---------- DATA SUPPLIED

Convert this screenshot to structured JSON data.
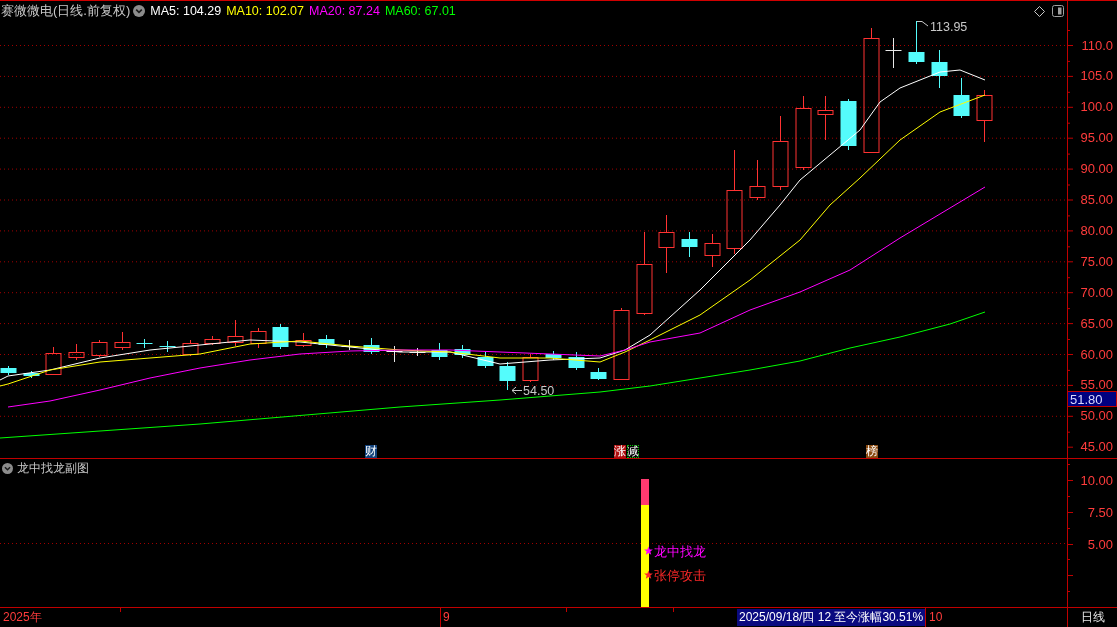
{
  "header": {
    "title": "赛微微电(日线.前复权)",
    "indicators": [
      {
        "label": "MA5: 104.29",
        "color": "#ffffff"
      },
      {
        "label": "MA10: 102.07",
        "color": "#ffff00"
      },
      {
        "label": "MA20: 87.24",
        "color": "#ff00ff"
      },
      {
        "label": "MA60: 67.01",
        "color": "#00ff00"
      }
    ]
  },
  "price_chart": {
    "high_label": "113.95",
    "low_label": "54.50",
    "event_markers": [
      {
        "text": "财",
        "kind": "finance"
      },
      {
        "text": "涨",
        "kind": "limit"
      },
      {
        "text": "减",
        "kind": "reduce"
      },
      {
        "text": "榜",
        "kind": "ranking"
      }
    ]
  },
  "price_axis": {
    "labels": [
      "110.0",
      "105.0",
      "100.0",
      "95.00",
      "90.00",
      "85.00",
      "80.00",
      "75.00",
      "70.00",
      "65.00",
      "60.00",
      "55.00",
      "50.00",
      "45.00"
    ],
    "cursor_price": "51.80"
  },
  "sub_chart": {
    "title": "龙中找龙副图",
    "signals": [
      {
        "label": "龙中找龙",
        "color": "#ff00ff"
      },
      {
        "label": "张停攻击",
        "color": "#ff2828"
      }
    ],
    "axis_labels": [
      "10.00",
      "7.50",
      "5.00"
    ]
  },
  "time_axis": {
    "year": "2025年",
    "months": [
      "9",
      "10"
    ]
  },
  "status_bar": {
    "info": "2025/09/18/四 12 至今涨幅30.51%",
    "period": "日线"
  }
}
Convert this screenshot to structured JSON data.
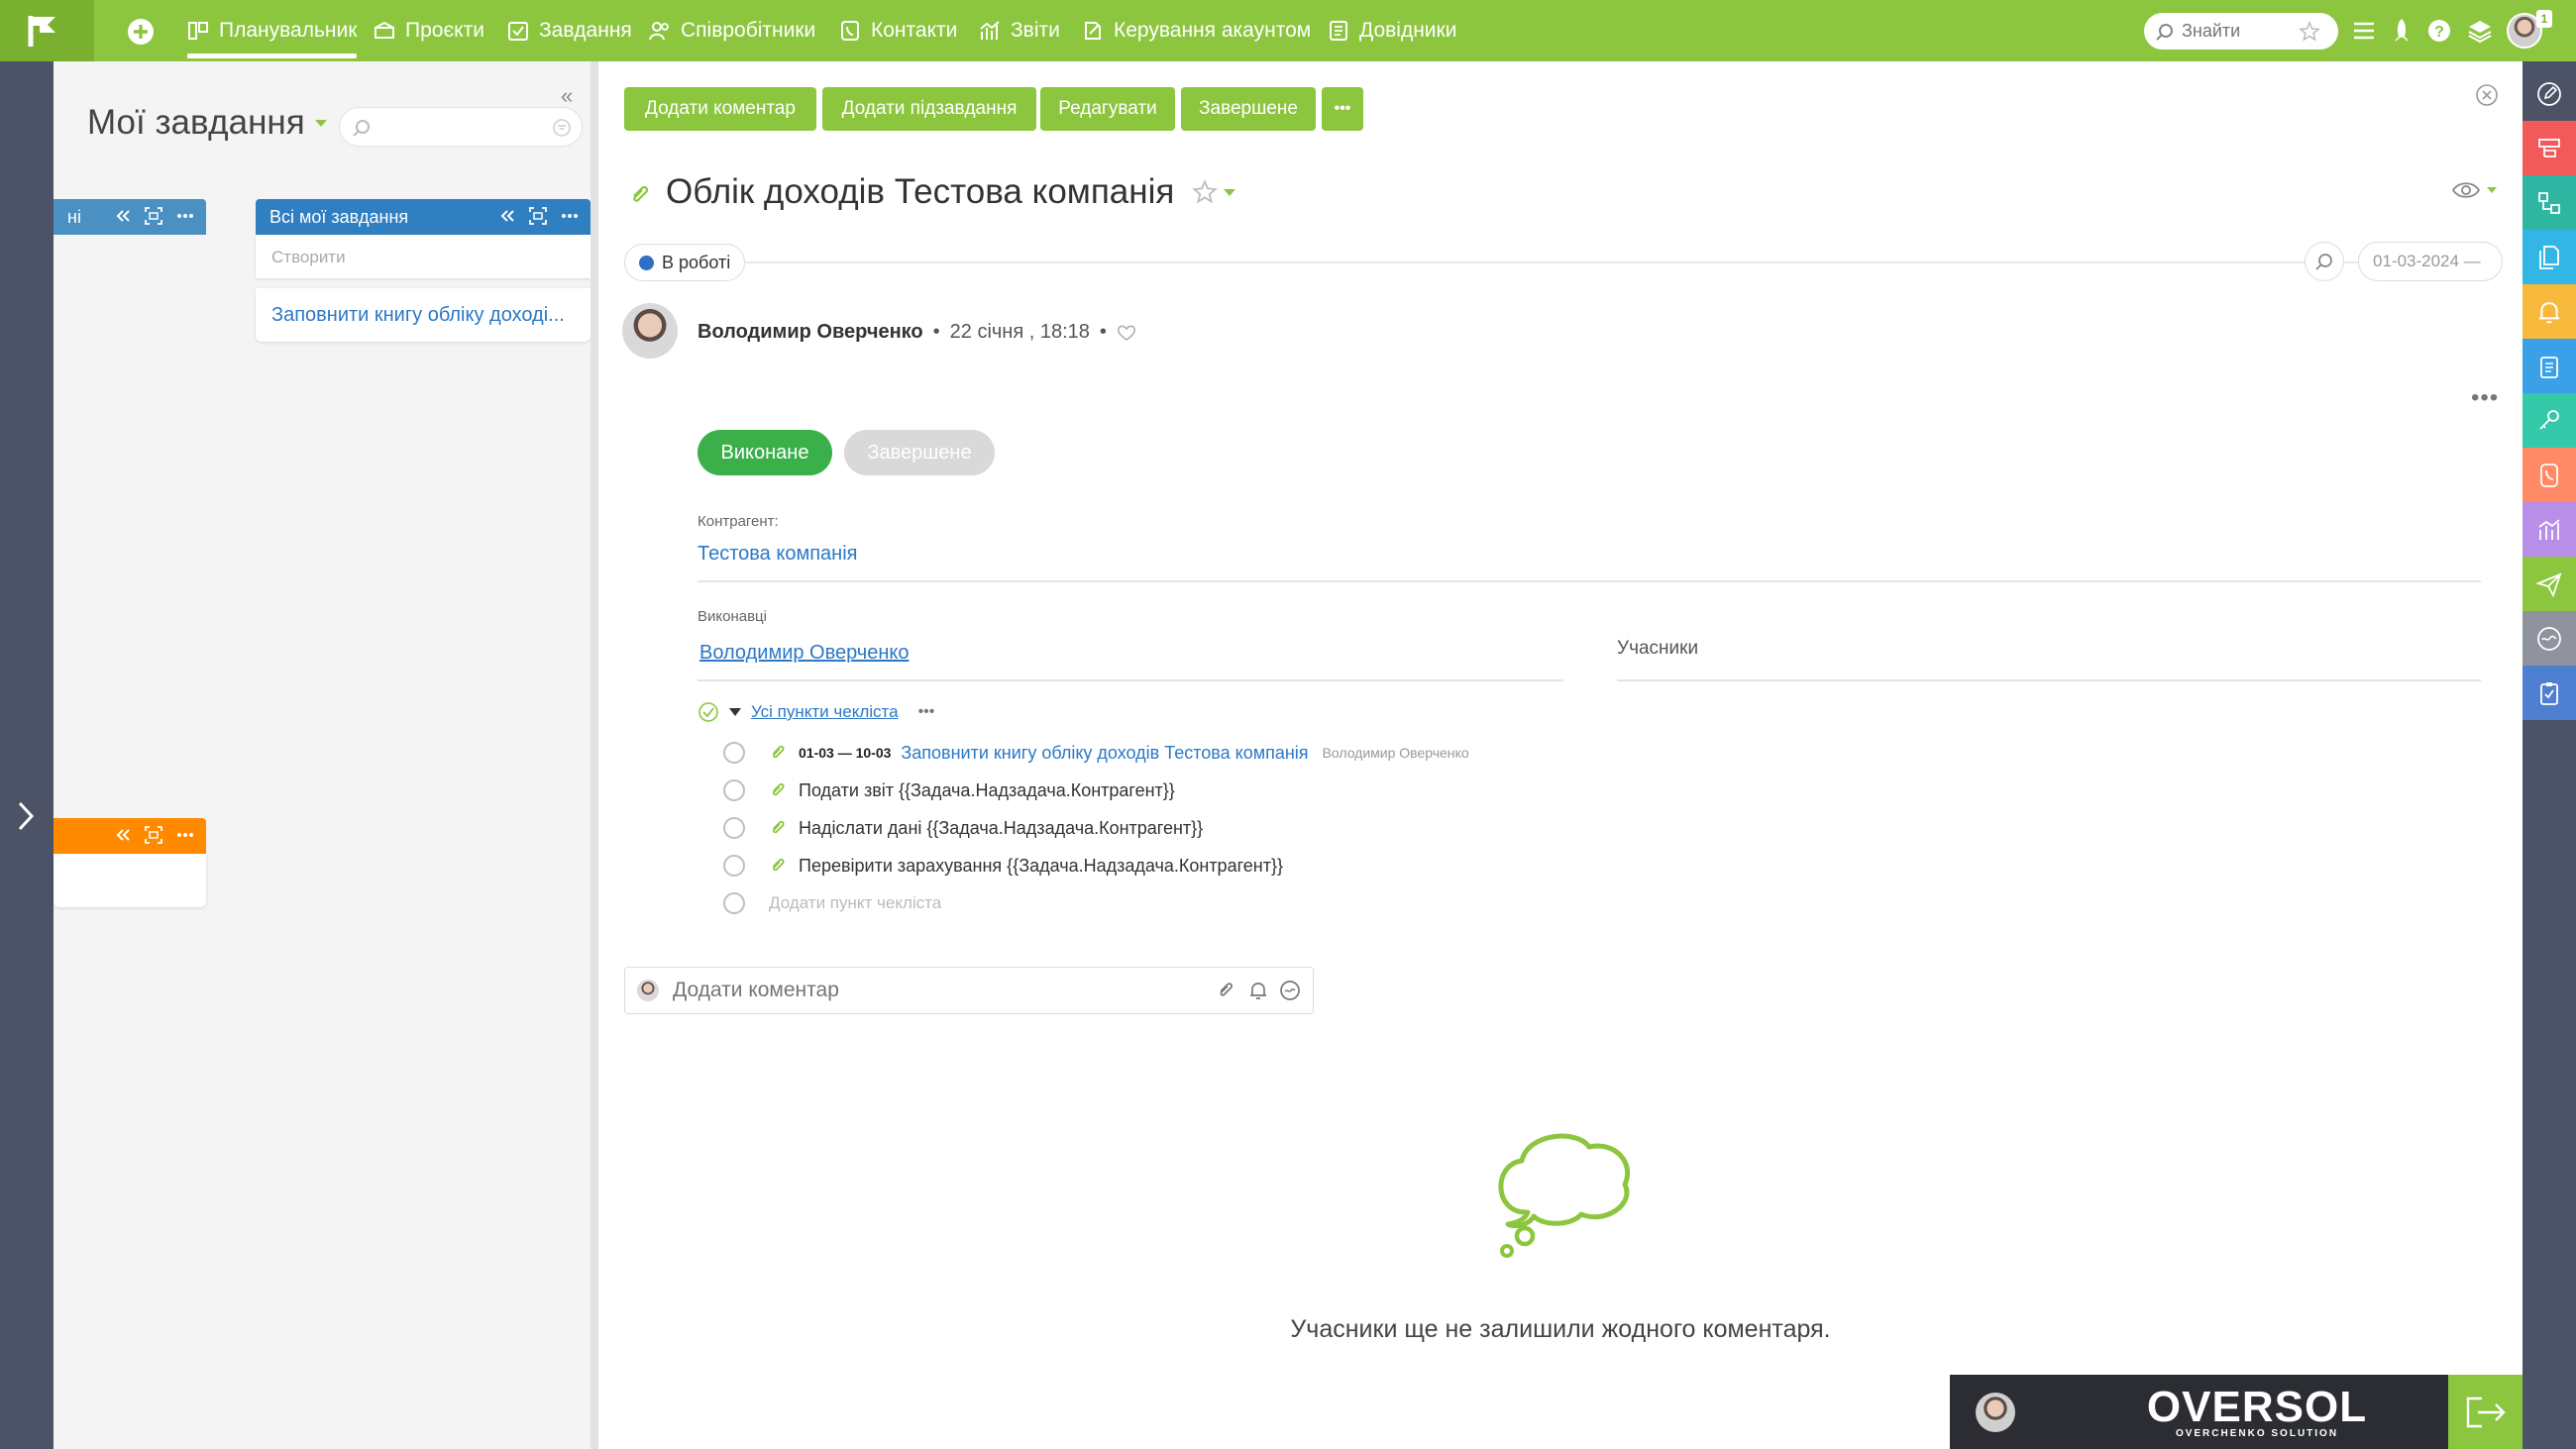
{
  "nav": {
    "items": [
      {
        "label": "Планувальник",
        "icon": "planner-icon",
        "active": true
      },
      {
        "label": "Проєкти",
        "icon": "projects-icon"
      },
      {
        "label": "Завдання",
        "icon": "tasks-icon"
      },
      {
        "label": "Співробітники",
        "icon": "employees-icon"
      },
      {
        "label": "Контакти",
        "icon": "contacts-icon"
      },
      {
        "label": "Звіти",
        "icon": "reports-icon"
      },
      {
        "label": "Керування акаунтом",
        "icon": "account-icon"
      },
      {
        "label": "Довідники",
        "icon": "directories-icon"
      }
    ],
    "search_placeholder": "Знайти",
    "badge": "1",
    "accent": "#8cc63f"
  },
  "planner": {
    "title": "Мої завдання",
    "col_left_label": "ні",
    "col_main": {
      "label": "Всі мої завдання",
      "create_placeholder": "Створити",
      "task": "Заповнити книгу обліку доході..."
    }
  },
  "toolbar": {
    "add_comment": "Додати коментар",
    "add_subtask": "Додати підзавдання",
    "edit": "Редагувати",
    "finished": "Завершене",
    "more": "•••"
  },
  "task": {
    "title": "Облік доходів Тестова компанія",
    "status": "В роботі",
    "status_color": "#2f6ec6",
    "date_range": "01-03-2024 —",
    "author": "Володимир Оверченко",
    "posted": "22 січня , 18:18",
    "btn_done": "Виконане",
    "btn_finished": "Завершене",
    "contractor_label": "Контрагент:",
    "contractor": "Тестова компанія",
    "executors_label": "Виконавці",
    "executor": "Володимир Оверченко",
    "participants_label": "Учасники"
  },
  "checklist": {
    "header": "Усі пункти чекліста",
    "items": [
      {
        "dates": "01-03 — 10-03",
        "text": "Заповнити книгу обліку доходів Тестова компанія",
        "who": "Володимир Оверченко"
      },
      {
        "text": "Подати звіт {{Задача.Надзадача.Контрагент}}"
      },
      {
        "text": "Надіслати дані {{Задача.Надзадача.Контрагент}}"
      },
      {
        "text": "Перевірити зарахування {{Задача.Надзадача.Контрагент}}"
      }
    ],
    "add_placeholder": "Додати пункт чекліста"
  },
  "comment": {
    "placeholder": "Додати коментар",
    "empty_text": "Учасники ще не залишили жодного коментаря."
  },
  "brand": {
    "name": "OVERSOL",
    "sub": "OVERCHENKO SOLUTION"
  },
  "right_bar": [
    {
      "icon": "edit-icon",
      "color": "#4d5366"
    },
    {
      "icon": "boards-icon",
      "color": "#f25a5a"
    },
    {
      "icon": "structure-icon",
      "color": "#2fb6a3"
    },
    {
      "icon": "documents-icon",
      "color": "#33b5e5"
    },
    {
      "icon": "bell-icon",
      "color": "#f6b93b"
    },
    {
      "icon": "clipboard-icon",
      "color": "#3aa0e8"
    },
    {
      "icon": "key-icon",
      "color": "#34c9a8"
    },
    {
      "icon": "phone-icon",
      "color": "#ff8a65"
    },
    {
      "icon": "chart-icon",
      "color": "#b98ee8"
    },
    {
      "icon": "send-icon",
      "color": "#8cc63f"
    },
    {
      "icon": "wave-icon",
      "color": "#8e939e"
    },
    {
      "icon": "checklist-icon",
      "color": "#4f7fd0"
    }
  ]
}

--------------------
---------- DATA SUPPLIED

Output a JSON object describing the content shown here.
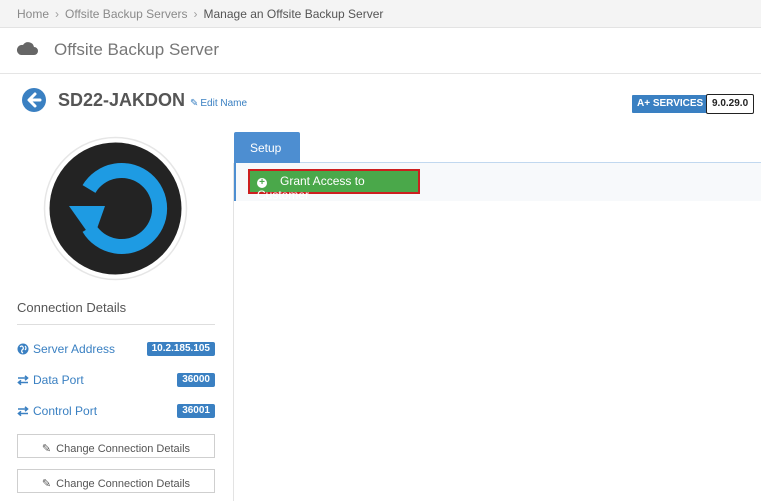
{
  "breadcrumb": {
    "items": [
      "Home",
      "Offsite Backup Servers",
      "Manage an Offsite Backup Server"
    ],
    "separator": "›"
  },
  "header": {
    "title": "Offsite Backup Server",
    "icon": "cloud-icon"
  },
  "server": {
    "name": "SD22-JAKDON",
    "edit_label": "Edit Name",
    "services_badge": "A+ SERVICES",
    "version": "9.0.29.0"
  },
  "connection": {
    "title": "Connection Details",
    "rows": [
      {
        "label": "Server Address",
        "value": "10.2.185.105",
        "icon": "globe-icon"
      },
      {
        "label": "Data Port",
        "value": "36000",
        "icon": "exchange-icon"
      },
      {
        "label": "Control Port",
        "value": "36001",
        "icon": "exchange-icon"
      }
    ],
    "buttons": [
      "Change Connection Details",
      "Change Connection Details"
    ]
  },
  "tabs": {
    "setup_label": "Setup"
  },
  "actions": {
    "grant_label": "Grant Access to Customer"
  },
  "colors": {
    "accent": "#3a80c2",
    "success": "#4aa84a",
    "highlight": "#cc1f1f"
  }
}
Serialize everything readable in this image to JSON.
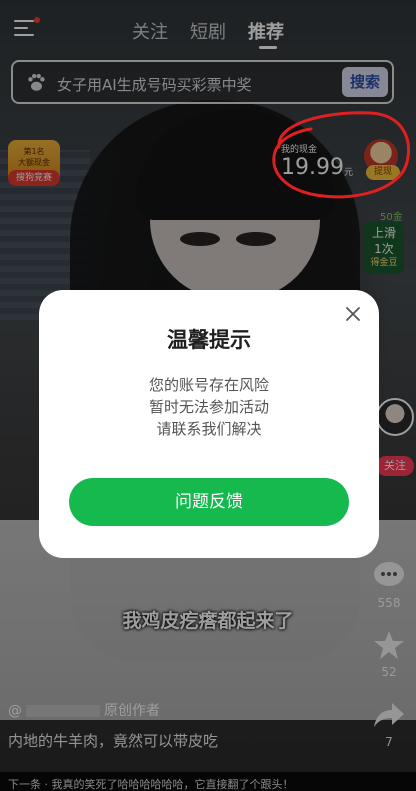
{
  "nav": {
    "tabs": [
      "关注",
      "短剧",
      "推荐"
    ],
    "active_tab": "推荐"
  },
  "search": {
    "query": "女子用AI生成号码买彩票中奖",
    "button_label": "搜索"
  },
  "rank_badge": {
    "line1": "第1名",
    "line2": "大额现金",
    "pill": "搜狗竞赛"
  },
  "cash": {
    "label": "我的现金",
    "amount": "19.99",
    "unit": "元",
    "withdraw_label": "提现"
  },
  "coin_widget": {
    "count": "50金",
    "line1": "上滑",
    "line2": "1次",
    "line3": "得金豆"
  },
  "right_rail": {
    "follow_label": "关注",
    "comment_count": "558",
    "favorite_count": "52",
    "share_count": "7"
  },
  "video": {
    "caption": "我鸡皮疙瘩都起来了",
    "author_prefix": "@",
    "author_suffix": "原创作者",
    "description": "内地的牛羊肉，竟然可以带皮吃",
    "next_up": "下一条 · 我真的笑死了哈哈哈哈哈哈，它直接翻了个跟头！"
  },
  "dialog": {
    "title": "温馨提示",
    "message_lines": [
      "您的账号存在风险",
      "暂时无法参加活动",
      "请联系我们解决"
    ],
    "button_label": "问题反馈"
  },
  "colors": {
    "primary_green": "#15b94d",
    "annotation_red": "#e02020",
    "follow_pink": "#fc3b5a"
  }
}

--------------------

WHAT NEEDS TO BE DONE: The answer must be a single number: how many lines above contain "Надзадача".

RESULT FOR THIS EXERCISE: 3